(Items from an interface collection)

################

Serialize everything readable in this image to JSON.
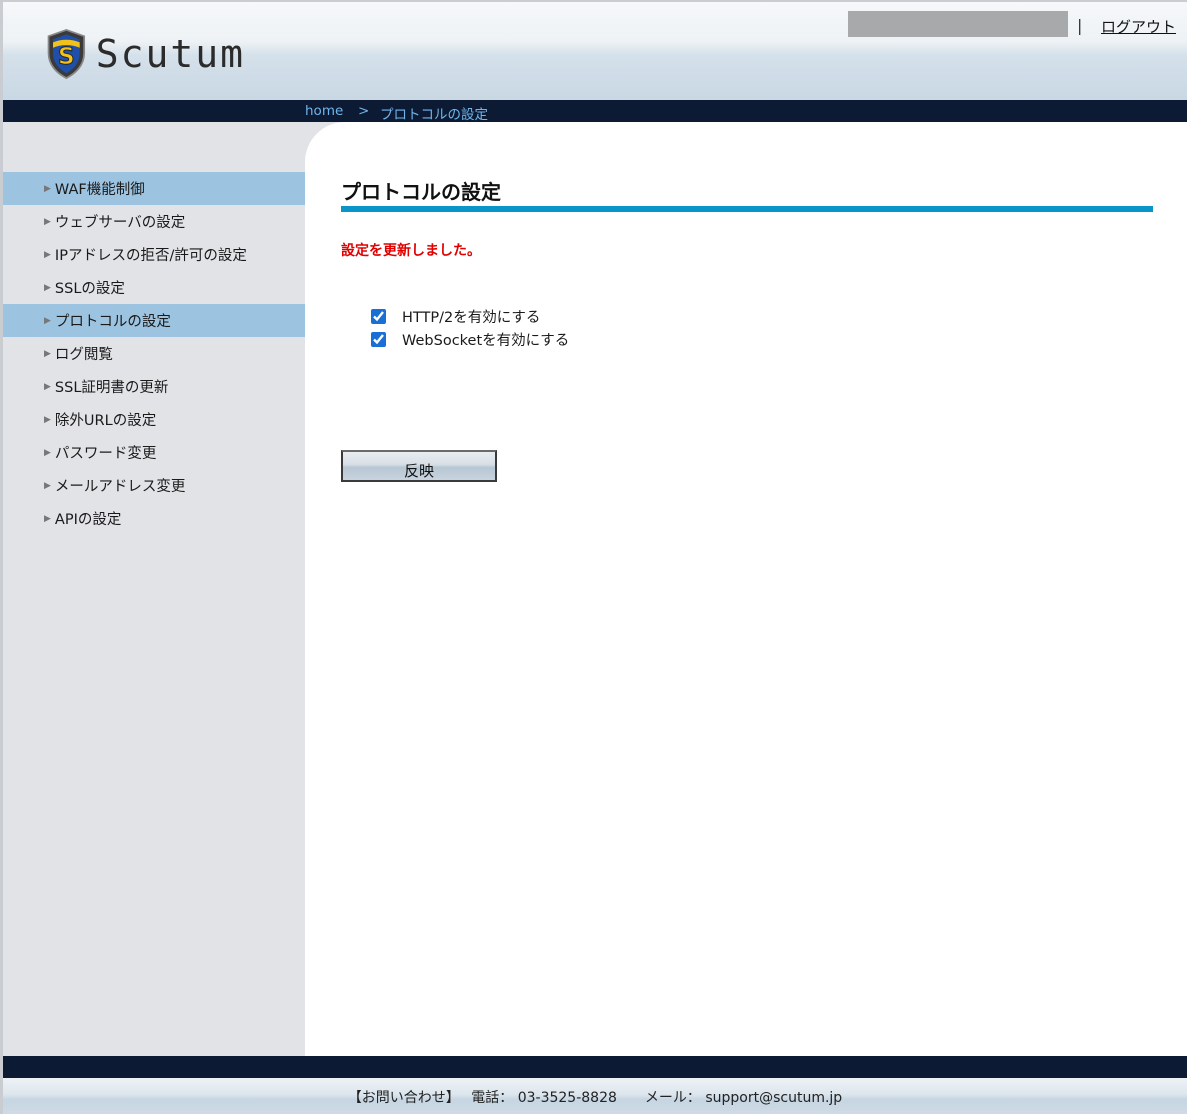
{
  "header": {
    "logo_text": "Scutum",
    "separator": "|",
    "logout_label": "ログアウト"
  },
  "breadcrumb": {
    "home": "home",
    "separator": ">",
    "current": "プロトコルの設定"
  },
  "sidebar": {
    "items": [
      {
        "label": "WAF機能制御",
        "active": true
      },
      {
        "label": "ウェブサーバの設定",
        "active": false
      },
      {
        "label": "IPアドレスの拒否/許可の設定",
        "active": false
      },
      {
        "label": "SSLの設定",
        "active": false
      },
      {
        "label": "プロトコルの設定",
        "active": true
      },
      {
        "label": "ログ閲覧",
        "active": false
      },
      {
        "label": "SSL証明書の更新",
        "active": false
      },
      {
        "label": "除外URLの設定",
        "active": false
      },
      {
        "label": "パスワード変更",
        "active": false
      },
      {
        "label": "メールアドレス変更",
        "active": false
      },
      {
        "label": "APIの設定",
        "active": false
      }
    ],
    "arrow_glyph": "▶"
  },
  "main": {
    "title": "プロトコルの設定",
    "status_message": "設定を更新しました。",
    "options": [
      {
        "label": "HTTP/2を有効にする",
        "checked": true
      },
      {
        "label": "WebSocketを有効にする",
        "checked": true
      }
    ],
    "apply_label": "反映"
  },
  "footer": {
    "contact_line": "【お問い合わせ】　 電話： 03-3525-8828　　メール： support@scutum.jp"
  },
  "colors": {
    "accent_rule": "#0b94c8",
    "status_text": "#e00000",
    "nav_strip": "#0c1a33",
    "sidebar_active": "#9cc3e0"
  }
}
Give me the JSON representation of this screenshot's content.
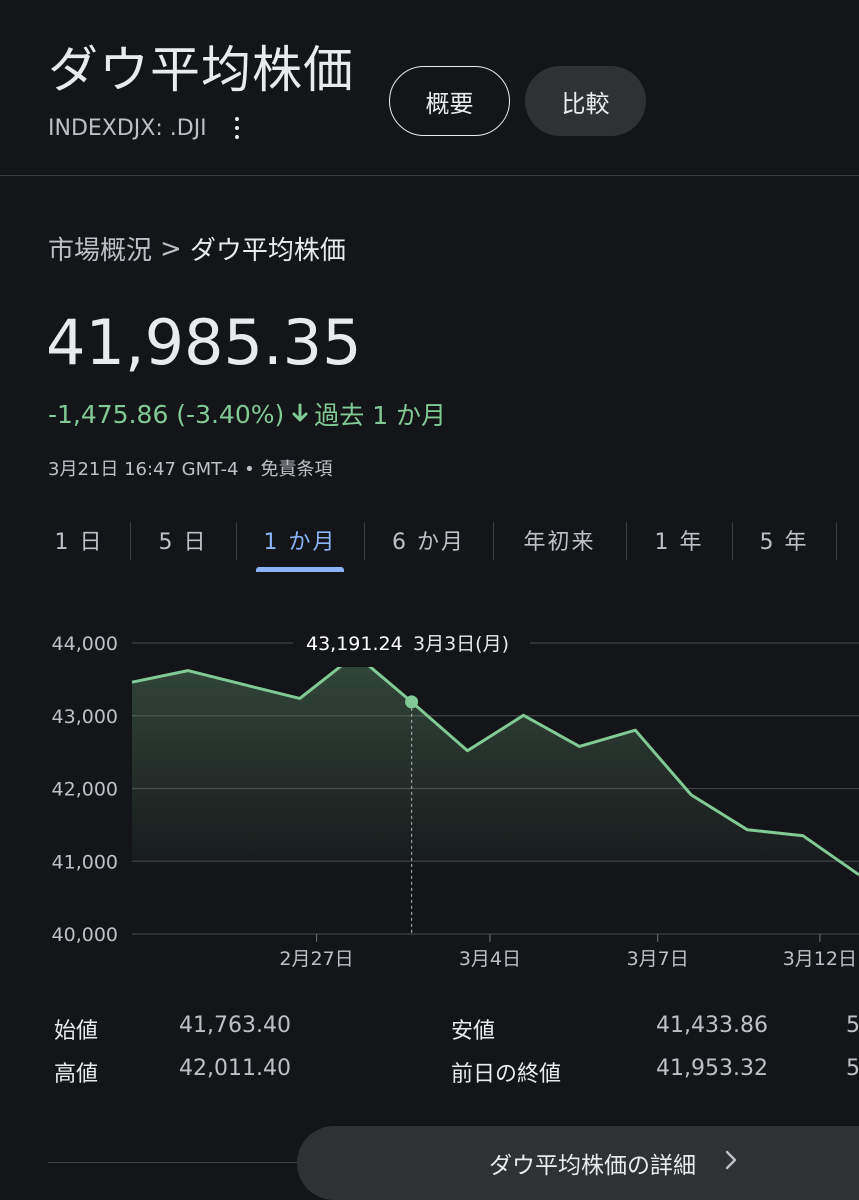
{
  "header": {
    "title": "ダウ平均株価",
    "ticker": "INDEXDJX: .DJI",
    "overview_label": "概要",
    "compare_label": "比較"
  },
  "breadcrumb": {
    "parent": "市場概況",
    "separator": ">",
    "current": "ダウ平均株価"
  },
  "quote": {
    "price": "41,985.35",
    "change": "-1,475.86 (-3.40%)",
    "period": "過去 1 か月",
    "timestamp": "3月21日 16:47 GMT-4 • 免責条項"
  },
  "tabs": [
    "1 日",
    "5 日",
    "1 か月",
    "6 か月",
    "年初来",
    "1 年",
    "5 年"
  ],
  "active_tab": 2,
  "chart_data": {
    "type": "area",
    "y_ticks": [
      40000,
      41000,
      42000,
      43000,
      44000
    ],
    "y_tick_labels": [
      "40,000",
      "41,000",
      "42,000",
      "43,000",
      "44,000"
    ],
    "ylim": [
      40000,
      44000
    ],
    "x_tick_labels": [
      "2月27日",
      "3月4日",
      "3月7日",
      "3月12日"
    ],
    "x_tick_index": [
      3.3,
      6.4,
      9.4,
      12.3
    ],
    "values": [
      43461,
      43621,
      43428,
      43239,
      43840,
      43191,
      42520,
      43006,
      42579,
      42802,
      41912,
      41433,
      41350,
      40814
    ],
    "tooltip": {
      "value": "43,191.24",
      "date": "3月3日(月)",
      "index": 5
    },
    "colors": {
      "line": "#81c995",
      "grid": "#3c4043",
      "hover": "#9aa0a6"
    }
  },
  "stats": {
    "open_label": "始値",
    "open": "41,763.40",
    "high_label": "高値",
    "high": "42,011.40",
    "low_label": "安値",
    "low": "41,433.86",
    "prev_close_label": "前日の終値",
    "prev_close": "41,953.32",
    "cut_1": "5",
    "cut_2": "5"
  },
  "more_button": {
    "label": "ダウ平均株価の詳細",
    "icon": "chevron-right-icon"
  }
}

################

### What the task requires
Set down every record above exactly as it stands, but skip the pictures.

### Response area
Serialize everything readable in this image to JSON.
{
  "header": {
    "logo_text": "Scutum",
    "separator": "|",
    "logout_label": "ログアウト"
  },
  "breadcrumb": {
    "home": "home",
    "separator": ">",
    "current": "プロトコルの設定"
  },
  "sidebar": {
    "items": [
      {
        "label": "WAF機能制御",
        "active": true
      },
      {
        "label": "ウェブサーバの設定",
        "active": false
      },
      {
        "label": "IPアドレスの拒否/許可の設定",
        "active": false
      },
      {
        "label": "SSLの設定",
        "active": false
      },
      {
        "label": "プロトコルの設定",
        "active": true
      },
      {
        "label": "ログ閲覧",
        "active": false
      },
      {
        "label": "SSL証明書の更新",
        "active": false
      },
      {
        "label": "除外URLの設定",
        "active": false
      },
      {
        "label": "パスワード変更",
        "active": false
      },
      {
        "label": "メールアドレス変更",
        "active": false
      },
      {
        "label": "APIの設定",
        "active": false
      }
    ],
    "arrow_glyph": "▶"
  },
  "main": {
    "title": "プロトコルの設定",
    "status_message": "設定を更新しました。",
    "options": [
      {
        "label": "HTTP/2を有効にする",
        "checked": true
      },
      {
        "label": "WebSocketを有効にする",
        "checked": true
      }
    ],
    "apply_label": "反映"
  },
  "footer": {
    "contact_line": "【お問い合わせ】　 電話： 03-3525-8828　　メール： support@scutum.jp"
  },
  "colors": {
    "accent_rule": "#0b94c8",
    "status_text": "#e00000",
    "nav_strip": "#0c1a33",
    "sidebar_active": "#9cc3e0"
  }
}
Give me the JSON representation of this screenshot's content.
{
  "header": {
    "title": "ダウ平均株価",
    "ticker": "INDEXDJX: .DJI",
    "overview_label": "概要",
    "compare_label": "比較"
  },
  "breadcrumb": {
    "parent": "市場概況",
    "separator": ">",
    "current": "ダウ平均株価"
  },
  "quote": {
    "price": "41,985.35",
    "change": "-1,475.86 (-3.40%)",
    "period": "過去 1 か月",
    "timestamp": "3月21日 16:47 GMT-4 • 免責条項"
  },
  "tabs": [
    "1 日",
    "5 日",
    "1 か月",
    "6 か月",
    "年初来",
    "1 年",
    "5 年"
  ],
  "active_tab": 2,
  "chart_data": {
    "type": "area",
    "y_ticks": [
      40000,
      41000,
      42000,
      43000,
      44000
    ],
    "y_tick_labels": [
      "40,000",
      "41,000",
      "42,000",
      "43,000",
      "44,000"
    ],
    "ylim": [
      40000,
      44000
    ],
    "x_tick_labels": [
      "2月27日",
      "3月4日",
      "3月7日",
      "3月12日"
    ],
    "x_tick_index": [
      3.3,
      6.4,
      9.4,
      12.3
    ],
    "values": [
      43461,
      43621,
      43428,
      43239,
      43840,
      43191,
      42520,
      43006,
      42579,
      42802,
      41912,
      41433,
      41350,
      40814
    ],
    "tooltip": {
      "value": "43,191.24",
      "date": "3月3日(月)",
      "index": 5
    },
    "colors": {
      "line": "#81c995",
      "grid": "#3c4043",
      "hover": "#9aa0a6"
    }
  },
  "stats": {
    "open_label": "始値",
    "open": "41,763.40",
    "high_label": "高値",
    "high": "42,011.40",
    "low_label": "安値",
    "low": "41,433.86",
    "prev_close_label": "前日の終値",
    "prev_close": "41,953.32",
    "cut_1": "5",
    "cut_2": "5"
  },
  "more_button": {
    "label": "ダウ平均株価の詳細",
    "icon": "chevron-right-icon"
  }
}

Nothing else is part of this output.